> [Activity]
Where does the word "JSON" appear in the entries below? Copy each line that holds it.

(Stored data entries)

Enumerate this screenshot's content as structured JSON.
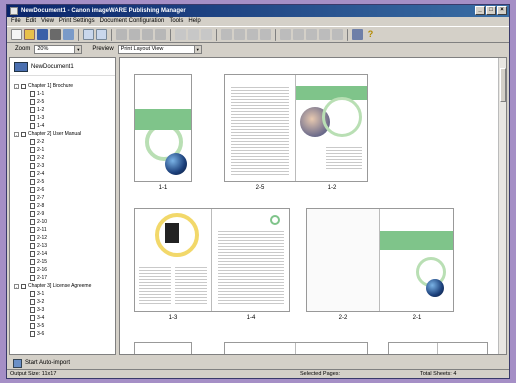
{
  "window": {
    "title": "NewDocument1 - Canon imageWARE Publishing Manager",
    "controls": [
      "_",
      "□",
      "×"
    ]
  },
  "menu": [
    "File",
    "Edit",
    "View",
    "Print Settings",
    "Document Configuration",
    "Tools",
    "Help"
  ],
  "zoom": {
    "label": "Zoom",
    "value": "20%"
  },
  "preview": {
    "label": "Preview",
    "value": "Print Layout View"
  },
  "tree": {
    "root": "NewDocument1",
    "chapters": [
      {
        "title": "Chapter 1] Brochure",
        "pages": [
          "1-1",
          "2-5",
          "1-2",
          "1-3",
          "1-4"
        ]
      },
      {
        "title": "Chapter 2] User Manual",
        "pages": [
          "2-2",
          "2-1",
          "2-2",
          "2-3",
          "2-4",
          "2-5",
          "2-6",
          "2-7",
          "2-8",
          "2-9",
          "2-10",
          "2-11",
          "2-12",
          "2-13",
          "2-14",
          "2-15",
          "2-16",
          "2-17"
        ]
      },
      {
        "title": "Chapter 3] License Agreeme",
        "pages": [
          "3-1",
          "3-2",
          "3-3",
          "3-4",
          "3-5",
          "3-6"
        ]
      }
    ]
  },
  "spreads": {
    "s1": "1-1",
    "s2a": "2-5",
    "s2b": "1-2",
    "s3a": "1-3",
    "s3b": "1-4",
    "s4a": "2-2",
    "s4b": "2-1"
  },
  "bottom": {
    "autoimport": "Start Auto-import",
    "output_size": "Output Size: 11x17",
    "selected": "Selected Pages:",
    "total": "Total Sheets: 4"
  },
  "colors": {
    "desktop": "#a58fc6",
    "titlebar": "#0a246a",
    "accent_green": "#7fc48a"
  }
}
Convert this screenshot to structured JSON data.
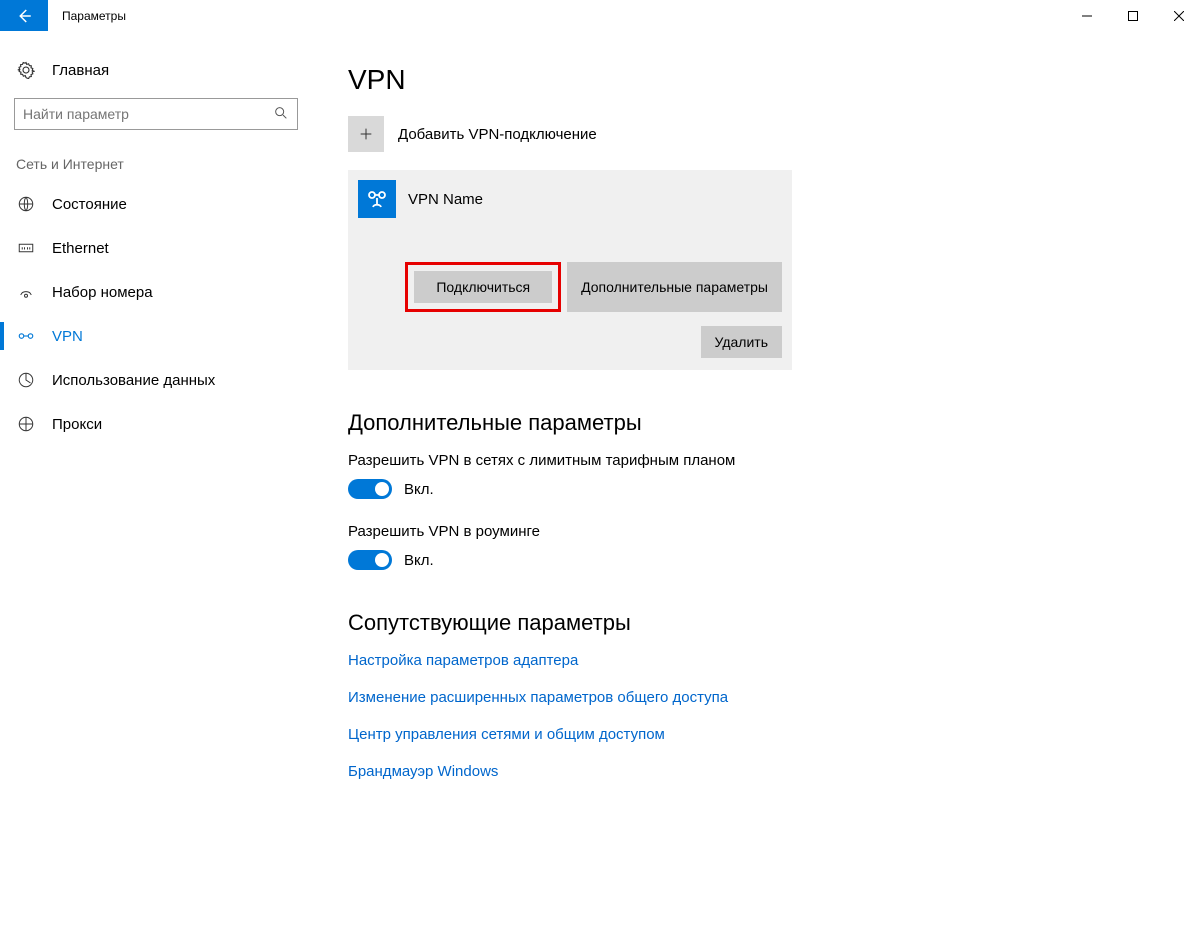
{
  "titlebar": {
    "title": "Параметры"
  },
  "sidebar": {
    "home": "Главная",
    "search_placeholder": "Найти параметр",
    "section": "Сеть и Интернет",
    "items": [
      {
        "label": "Состояние"
      },
      {
        "label": "Ethernet"
      },
      {
        "label": "Набор номера"
      },
      {
        "label": "VPN"
      },
      {
        "label": "Использование данных"
      },
      {
        "label": "Прокси"
      }
    ]
  },
  "main": {
    "heading": "VPN",
    "add_label": "Добавить VPN-подключение",
    "vpn": {
      "name": "VPN Name",
      "connect": "Подключиться",
      "advanced": "Дополнительные параметры",
      "delete": "Удалить"
    },
    "advanced_heading": "Дополнительные параметры",
    "toggles": [
      {
        "label": "Разрешить VPN в сетях с лимитным тарифным планом",
        "state": "Вкл."
      },
      {
        "label": "Разрешить VPN в роуминге",
        "state": "Вкл."
      }
    ],
    "related_heading": "Сопутствующие параметры",
    "links": [
      "Настройка параметров адаптера",
      "Изменение расширенных параметров общего доступа",
      "Центр управления сетями и общим доступом",
      "Брандмауэр Windows"
    ]
  }
}
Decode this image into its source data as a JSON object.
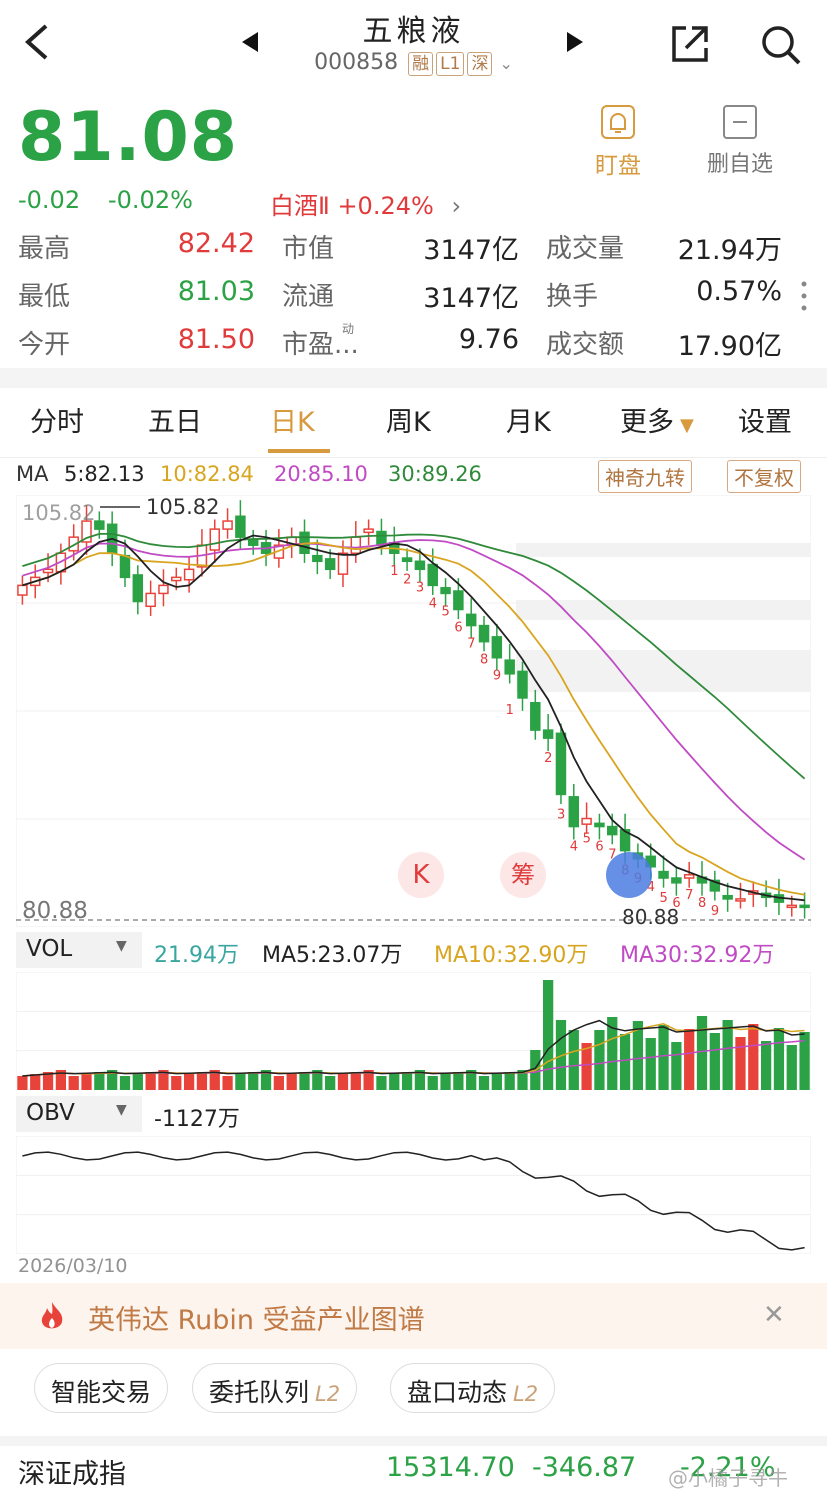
{
  "header": {
    "back_icon": "chevron-left-icon",
    "title": "五粮液",
    "code": "000858",
    "tags": [
      "融",
      "L1",
      "深"
    ],
    "share_icon": "external-link-icon",
    "search_icon": "search-icon"
  },
  "quote": {
    "price": "81.08",
    "change": "-0.02",
    "change_pct": "-0.02%",
    "sector": "白酒Ⅱ +0.24%",
    "watch_label": "盯盘",
    "remove_label": "删自选",
    "stats": [
      {
        "label": "最高",
        "value": "82.42"
      },
      {
        "label": "市值",
        "value": "3147亿"
      },
      {
        "label": "成交量",
        "value": "21.94万"
      },
      {
        "label": "最低",
        "value": "81.03"
      },
      {
        "label": "流通",
        "value": "3147亿"
      },
      {
        "label": "换手",
        "value": "0.57%"
      },
      {
        "label": "今开",
        "value": "81.50"
      },
      {
        "label": "市盈...",
        "value": "9.76"
      },
      {
        "label": "成交额",
        "value": "17.90亿"
      }
    ],
    "pe_sup": "动"
  },
  "tabs": [
    "分时",
    "五日",
    "日K",
    "周K",
    "月K",
    "更多",
    "设置"
  ],
  "ma": {
    "label": "MA",
    "ma5": "5:82.13",
    "ma10": "10:82.84",
    "ma20": "20:85.10",
    "ma30": "30:89.26",
    "chip1": "神奇九转",
    "chip2": "不复权",
    "colors": {
      "ma5": "#222222",
      "ma10": "#d9a520",
      "ma20": "#c04bc4",
      "ma30": "#2f8a3a"
    }
  },
  "chart_data": {
    "type": "candlestick",
    "high_label": "105.82",
    "low_label": "80.88",
    "bottom_label": "80.88",
    "top_axis_label": "105.82",
    "date_label": "2026/03/10",
    "icons": [
      "K",
      "筹"
    ],
    "closes": [
      101,
      101.5,
      102,
      103,
      104,
      105,
      104.5,
      103,
      101.5,
      100,
      100.5,
      101,
      101.5,
      102,
      103.5,
      104.5,
      105,
      104,
      103.5,
      103,
      103.5,
      104,
      103,
      102.5,
      102,
      103,
      104,
      104.5,
      103.5,
      103,
      102.5,
      102,
      101,
      100.5,
      99.5,
      98.5,
      97.5,
      96.5,
      95.5,
      94,
      92,
      91.5,
      88,
      86,
      86.5,
      86,
      85.5,
      84.5,
      84,
      83.5,
      82.8,
      82.5,
      83,
      82.5,
      82,
      81.5,
      81.5,
      82,
      81.6,
      81.3,
      81.1,
      81.08
    ],
    "nine_counts_a": [
      "1",
      "2",
      "3",
      "4",
      "5",
      "6",
      "7",
      "8",
      "9",
      "1"
    ],
    "nine_counts_b": [
      "2",
      "3",
      "4",
      "5",
      "6",
      "7",
      "8",
      "9",
      "4",
      "5",
      "6",
      "7",
      "8",
      "9"
    ]
  },
  "volume": {
    "label": "VOL",
    "value": "21.94万",
    "ma5": "MA5:23.07万",
    "ma10": "MA10:32.90万",
    "ma30": "MA30:32.92万"
  },
  "obv": {
    "label": "OBV",
    "value": "-1127万"
  },
  "banner": {
    "text": "英伟达 Rubin 受益产业图谱",
    "fire_icon": "fire-icon",
    "close_icon": "close-icon"
  },
  "actions": [
    {
      "label": "智能交易",
      "l2": ""
    },
    {
      "label": "委托队列",
      "l2": "L2"
    },
    {
      "label": "盘口动态",
      "l2": "L2"
    }
  ],
  "footer": {
    "index_name": "深证成指",
    "index_value": "15314.70",
    "index_change": "-346.87",
    "index_pct": "-2.21%",
    "watermark": "@小橘子寻牛"
  }
}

> [Answer box]
Enumerate this screenshot's content as structured JSON.
Convert this screenshot to structured JSON data.
Decode this image into its source data as a JSON object.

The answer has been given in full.